The English Plan outlines our approach to teaching and learning in English at Waikiki PS. The plan provides guidance to teachers to make professional judgments in creating a learning program that gives all students the opportunity to grow through individual, small group and whole class instruction.
Our school uses Western Australian Curriculum, Early Years Framework, National Quality Standard, Western Australian Curriculum Kindergarten Guidelines, Talk for Writing, PLD Structured Synthetic Phonics across the school.
At Waikiki PS we believe:
- Children bring with them to school a wide range of experiences with language.
- Children will practise, consolidate and extend what they have learned.
- Children are ‘learning to read and write’ and ‘reading and writing to learn’.
- Learning English is enjoyable and varied.
- The three strands of Language, Literature and Literacy are interrelated and inform and support each other.
- Teachers understand how children learn and support this throughout the English programs.
- Teachers and students use Standard Australian English.
Talk for Writing
Teachers at Waikiki PS use Talk for Writing as the basis for their planning and instruction.

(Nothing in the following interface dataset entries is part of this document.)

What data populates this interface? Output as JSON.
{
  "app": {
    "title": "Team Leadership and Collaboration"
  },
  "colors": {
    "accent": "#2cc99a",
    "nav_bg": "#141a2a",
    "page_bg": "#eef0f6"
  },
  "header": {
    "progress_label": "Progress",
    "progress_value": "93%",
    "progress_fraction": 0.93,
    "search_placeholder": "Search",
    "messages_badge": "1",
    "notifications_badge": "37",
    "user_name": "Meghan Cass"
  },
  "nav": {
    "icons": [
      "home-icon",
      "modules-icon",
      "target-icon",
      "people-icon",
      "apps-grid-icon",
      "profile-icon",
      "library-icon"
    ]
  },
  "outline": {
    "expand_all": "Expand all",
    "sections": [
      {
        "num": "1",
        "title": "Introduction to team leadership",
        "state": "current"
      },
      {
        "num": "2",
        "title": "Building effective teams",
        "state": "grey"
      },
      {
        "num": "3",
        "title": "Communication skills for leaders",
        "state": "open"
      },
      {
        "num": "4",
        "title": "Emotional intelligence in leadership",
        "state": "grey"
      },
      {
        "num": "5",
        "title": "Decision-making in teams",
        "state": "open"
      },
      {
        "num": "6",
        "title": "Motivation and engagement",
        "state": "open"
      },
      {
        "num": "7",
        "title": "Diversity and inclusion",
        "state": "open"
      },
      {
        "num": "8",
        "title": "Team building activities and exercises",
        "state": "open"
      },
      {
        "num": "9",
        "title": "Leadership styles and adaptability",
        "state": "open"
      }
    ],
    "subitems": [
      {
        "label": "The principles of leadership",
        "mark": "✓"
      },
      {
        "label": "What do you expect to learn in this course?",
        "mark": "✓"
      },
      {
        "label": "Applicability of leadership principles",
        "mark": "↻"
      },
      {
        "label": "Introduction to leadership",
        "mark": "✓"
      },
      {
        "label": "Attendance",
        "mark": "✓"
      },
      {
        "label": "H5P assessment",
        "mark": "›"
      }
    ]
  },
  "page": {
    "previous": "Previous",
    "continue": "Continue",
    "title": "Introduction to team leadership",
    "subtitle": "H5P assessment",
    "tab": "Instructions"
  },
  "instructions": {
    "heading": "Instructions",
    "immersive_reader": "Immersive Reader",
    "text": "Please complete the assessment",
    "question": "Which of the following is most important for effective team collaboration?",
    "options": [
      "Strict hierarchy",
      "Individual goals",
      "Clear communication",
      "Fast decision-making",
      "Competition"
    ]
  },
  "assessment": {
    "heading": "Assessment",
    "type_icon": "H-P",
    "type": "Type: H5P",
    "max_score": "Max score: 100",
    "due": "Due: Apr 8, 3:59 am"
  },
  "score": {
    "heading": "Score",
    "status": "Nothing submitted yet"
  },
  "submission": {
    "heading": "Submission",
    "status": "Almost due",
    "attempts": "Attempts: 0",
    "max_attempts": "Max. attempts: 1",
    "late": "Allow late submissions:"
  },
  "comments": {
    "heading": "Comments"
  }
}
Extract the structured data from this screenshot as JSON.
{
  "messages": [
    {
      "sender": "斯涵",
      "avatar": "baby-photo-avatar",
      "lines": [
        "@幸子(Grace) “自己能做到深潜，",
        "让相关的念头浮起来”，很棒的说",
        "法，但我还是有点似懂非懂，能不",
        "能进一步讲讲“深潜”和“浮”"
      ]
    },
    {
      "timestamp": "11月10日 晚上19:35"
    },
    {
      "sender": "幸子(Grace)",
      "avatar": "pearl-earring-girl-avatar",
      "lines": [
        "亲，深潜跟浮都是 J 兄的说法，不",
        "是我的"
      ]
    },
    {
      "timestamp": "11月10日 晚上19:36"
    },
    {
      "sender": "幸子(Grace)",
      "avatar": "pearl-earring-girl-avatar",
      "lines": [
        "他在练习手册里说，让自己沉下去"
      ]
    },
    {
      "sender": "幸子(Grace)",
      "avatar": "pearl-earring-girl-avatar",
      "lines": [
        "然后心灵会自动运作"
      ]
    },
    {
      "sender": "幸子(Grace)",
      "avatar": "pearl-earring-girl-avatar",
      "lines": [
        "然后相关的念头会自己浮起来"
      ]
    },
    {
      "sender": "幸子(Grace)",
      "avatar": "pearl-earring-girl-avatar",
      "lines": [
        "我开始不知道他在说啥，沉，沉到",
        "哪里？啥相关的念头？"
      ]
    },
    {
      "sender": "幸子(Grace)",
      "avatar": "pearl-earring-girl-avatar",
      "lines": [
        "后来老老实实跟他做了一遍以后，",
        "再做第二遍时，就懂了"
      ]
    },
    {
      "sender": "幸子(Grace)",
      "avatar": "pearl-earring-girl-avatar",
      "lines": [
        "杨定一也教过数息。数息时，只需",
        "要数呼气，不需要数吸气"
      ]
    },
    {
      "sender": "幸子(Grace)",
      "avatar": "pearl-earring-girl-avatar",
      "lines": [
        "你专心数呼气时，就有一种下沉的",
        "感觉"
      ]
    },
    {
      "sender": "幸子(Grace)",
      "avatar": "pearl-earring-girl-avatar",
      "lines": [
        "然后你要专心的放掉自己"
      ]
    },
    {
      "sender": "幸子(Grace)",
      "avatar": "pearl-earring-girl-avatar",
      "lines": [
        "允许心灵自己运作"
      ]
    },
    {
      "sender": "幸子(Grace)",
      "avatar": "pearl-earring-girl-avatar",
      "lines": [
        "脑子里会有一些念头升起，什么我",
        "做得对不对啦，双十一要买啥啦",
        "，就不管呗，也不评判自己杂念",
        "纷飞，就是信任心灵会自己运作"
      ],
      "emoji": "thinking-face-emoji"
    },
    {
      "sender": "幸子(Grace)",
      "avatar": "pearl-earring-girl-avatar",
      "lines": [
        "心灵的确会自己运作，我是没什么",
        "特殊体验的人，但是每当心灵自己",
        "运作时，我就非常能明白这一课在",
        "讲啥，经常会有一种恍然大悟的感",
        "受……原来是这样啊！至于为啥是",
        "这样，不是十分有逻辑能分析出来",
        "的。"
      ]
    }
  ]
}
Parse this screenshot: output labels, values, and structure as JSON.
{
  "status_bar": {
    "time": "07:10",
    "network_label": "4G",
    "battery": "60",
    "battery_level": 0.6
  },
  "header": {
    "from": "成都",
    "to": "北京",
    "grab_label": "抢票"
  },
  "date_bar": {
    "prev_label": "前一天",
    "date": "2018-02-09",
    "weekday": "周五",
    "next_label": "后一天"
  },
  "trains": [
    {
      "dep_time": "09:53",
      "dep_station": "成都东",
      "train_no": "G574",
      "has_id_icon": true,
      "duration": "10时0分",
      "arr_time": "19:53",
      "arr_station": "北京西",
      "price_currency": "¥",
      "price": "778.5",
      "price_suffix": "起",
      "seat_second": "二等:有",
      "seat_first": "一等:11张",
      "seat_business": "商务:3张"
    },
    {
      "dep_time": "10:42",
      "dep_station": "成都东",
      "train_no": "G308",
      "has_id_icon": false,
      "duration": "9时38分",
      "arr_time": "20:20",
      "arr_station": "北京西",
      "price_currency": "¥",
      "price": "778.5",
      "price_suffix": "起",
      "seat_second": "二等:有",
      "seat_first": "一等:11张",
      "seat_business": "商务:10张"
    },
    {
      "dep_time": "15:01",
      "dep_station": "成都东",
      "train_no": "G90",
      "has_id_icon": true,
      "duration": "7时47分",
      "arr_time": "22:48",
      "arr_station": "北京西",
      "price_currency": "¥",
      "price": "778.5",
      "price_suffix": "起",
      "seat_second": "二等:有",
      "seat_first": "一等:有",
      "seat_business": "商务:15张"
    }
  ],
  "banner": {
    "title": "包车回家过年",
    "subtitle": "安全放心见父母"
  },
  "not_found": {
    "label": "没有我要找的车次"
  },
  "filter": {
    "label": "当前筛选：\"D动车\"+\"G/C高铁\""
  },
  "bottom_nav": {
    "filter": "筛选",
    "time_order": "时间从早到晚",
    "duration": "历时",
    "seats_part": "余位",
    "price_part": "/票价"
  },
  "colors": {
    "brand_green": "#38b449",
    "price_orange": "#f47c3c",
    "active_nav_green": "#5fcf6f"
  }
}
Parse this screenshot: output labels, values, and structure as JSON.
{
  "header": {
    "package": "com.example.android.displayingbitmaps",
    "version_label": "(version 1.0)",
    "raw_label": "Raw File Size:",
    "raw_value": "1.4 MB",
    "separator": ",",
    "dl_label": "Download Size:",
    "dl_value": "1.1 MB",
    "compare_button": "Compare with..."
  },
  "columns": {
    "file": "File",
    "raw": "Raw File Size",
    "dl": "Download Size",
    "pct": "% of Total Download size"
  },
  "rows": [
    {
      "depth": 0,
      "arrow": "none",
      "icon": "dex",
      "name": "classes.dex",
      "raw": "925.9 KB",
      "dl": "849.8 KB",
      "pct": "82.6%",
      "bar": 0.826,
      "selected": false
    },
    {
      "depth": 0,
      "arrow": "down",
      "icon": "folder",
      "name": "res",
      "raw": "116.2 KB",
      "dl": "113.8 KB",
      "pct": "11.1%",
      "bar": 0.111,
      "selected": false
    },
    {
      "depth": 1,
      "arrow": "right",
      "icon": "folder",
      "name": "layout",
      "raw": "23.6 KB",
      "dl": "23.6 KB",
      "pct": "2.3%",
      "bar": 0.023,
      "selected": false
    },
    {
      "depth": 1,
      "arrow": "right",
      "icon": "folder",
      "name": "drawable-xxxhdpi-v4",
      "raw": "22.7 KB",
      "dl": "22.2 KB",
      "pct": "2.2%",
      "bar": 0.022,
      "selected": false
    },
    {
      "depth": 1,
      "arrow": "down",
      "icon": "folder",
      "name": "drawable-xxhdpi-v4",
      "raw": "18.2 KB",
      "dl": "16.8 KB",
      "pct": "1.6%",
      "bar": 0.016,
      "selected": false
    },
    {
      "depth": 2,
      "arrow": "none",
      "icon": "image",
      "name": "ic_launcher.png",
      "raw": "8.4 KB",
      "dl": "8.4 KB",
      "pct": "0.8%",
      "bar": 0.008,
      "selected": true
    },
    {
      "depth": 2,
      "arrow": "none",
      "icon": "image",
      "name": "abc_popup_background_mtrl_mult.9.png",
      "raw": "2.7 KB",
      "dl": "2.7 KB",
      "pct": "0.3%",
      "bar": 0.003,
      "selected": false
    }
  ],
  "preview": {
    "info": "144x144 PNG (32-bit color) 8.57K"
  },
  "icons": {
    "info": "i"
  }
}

We aim to have children develop a love of writing and become creative, independent writers.
“Good writers generate and develop ideas drawing on a breadth of reading; and understanding how to draft, refine and improve writing. For experienced writers, many of these processes are internal and automatic. Talk for Writing involves the oral learning of model texts and the oral development of new versions so that children internalise the language patterns that they need for writing, adding to their linguistic competency.” (Talk for Writing – Improving Student Outcomes in Writing; Pie Corbett.)